Back at the beginning of 2010 I wrote a post regarding my goals for the coming year. Here at the end of 2010 I thought I’d revisit that, and look back over what stands out for me from the year.
My main plans for the year were to read Proust and to read Russian superfluous man novels. I also wanted to read Childe Harold’s Pilgrimage, due to its influence on Eugene Onegin.
Well, I read the Byron and I read the first of the Proust and that’s as far as I got. Proust it turns out is as brilliant as I expected, but dense reading and hard to fit in around other commitments. I suspect I read less Russian fiction than I would have had I not had a goal, since I wanted to read in a sort of vague order and therefore didn’t read books that didn’t fit that order.
So much for resolutions. I’m not making any for 2011, though I still hope to read more Proust and more Russian superfluous man novels.
Otherwise, it’s been a challenging year in terms of my reading. Not so much for content, though I have read some satisfyingly difficult books, but in terms of juggling my love of books with the demands of work and a house purchase. Put simply, I’ve not read as much as I’d have liked.
Still, enough with the negative. Here’s a dozen books that looking back really stood out to me:
Hearing Secret Harmonies, by Anthony Powell. Volume twelve to A Dance to the Music of Time and a powerful and melancholy end to the sequence. Brilliant and I’m glad I read them all. Shame I didn’t read Proust first, but there you go.
No Tomorrow, by Vivant Denon. A perfect slice of Ancien Régime amorality.
Swann’s Way, by Marcel Proust. Does this need explanation?
The Pendragon Legend, by Antal Szerb. This is just dazzling. Funny, intelligent, daring, playful. It’s an absolute delight and a hugely satisfying novel on a number of levels.
A Way of Life, Like Any Other, by Darcy O’Brien. I wouldn’t have expected to like a novella about growing up in Hollywood at all, let alone so much. This though is simple and well written and surprisingly affectionate. It’s stayed in my memory where other books have faded, or remained for the wrong reasons (I’m looking at you, The Road).

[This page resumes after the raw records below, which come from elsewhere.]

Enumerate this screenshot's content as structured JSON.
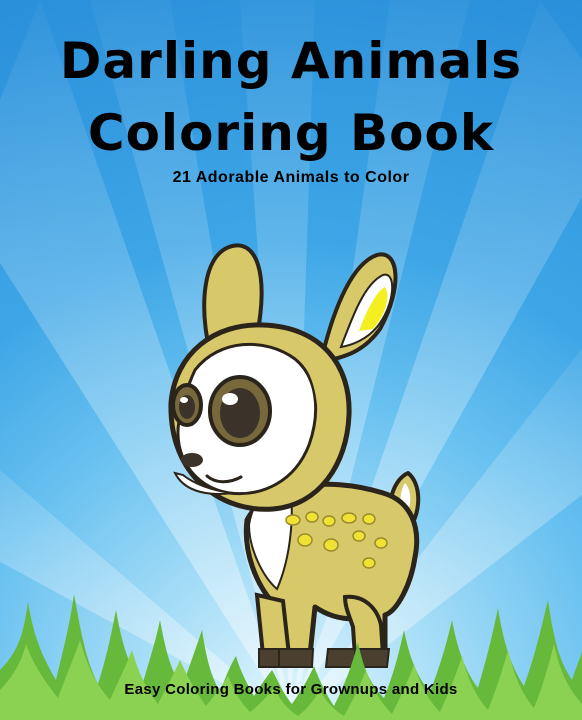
{
  "cover": {
    "title_line_1": "Darling Animals",
    "title_line_2": "Coloring Book",
    "subtitle": "21 Adorable Animals to Color",
    "footer": "Easy Coloring Books for Grownups and Kids"
  },
  "illustration": {
    "subject": "fawn",
    "background": "sky-blue sunburst with grass"
  },
  "colors": {
    "sky_dark": "#2a8fda",
    "sky_light": "#a8def7",
    "fawn_body": "#d7c86a",
    "fawn_outline": "#2a241b",
    "fawn_spots": "#f0e233",
    "grass": "#67b93b"
  }
}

I was Dora Suarez, by Derek Raymond. A novel which famously made Raymond’s publisher vomit across his own desk, and which made me feel genuinely queasy too. I don’t know that I recommend it, but it takes talent to make the reader actually feel nauseous. Still not as good for me though as the first of Raymond’s Factory novels, He Died with His Eyes Open.
Pig Earth, by John Berger. A Kevinfromcanada recommendation and a very good one. Poetry, prose, drawings and essays on Marxist theory all combine to create an extraordinary portrait of French peasant life. Superlative. His A Painter of Our Time was bloody good later in the year too.
Skylark, by Dezső Kosztolányi. I don’t use the word masterpiece lightly, but I use it here. A portrait of a dull elderly couple and their dull daughter. Like Ozu’s Tokyo Story, it sounds tedious beyond belief but in fact it’s as good as it gets.
The Canal, by Lee Rourke. Ballardian existentialism and reflections on boredom. A first novel and so not flawless, but interesting and launched me onto a wave of reading (Ann Quin, Gordon Burn, soon Anna Kavan) that I’m finding very rewarding.
Slaves of Solitude, by Patrick Hamilton. A master of the minor key as I think John Self once said. Nobody does bars and bullies better than Hamilton.
Berg, by Ann Quin. Challenging and strange, and able to keep my attention in the middle of a horrific deal closing and a house move. It’s not without its problems, but it merits much more attention than it receives.
Alma Cogan, by Gordon Burn. Dark and mesmerising and exceptionally well written. Thanks to John Self who’s well ahead of me on Burn and recommended this as the place to start with him.
All that and I’ve not mentioned Tales of Belkin, or The Jinx, both of which I thoroughly enjoyed, or Butterball, or Stone in a Landslide (or Beside the Sea), or anything by the marvellous Jean Rhys, or… Well, ok, it’s not been that bad a year on reflection.
Looking back, one other thing that strikes me is that in terms of genre I’ve enjoyed the crime much more than the SF. Chester Himes and particularly Ross MacDonald both stand out in a way that none of the SF really has for me. In part that’s because the best SF I read, the Gibson, I’d read before but otherwise it may be that I’m choosing the wrong titles or it may be my taste is shifting. I’m not sure. I may not buy much more of it though until I’ve read the SF titles I already have at home just in case it’s not speaking to me as much as it used to.
Otherwise, 2010’s not done yet. I hope to finish my current David Peace. I may read Anna Kavan’s Ice or I may just read something fat to relax with while digesting excessive amounts of turkey. Thanks to everyone who’s commented on any of my posts over the last year and thanks to those who’ve read but not commented. It’s been good keeping the blog going, even if it is occasionally tricky to find the time to do so.
Happy Christmas to everybody.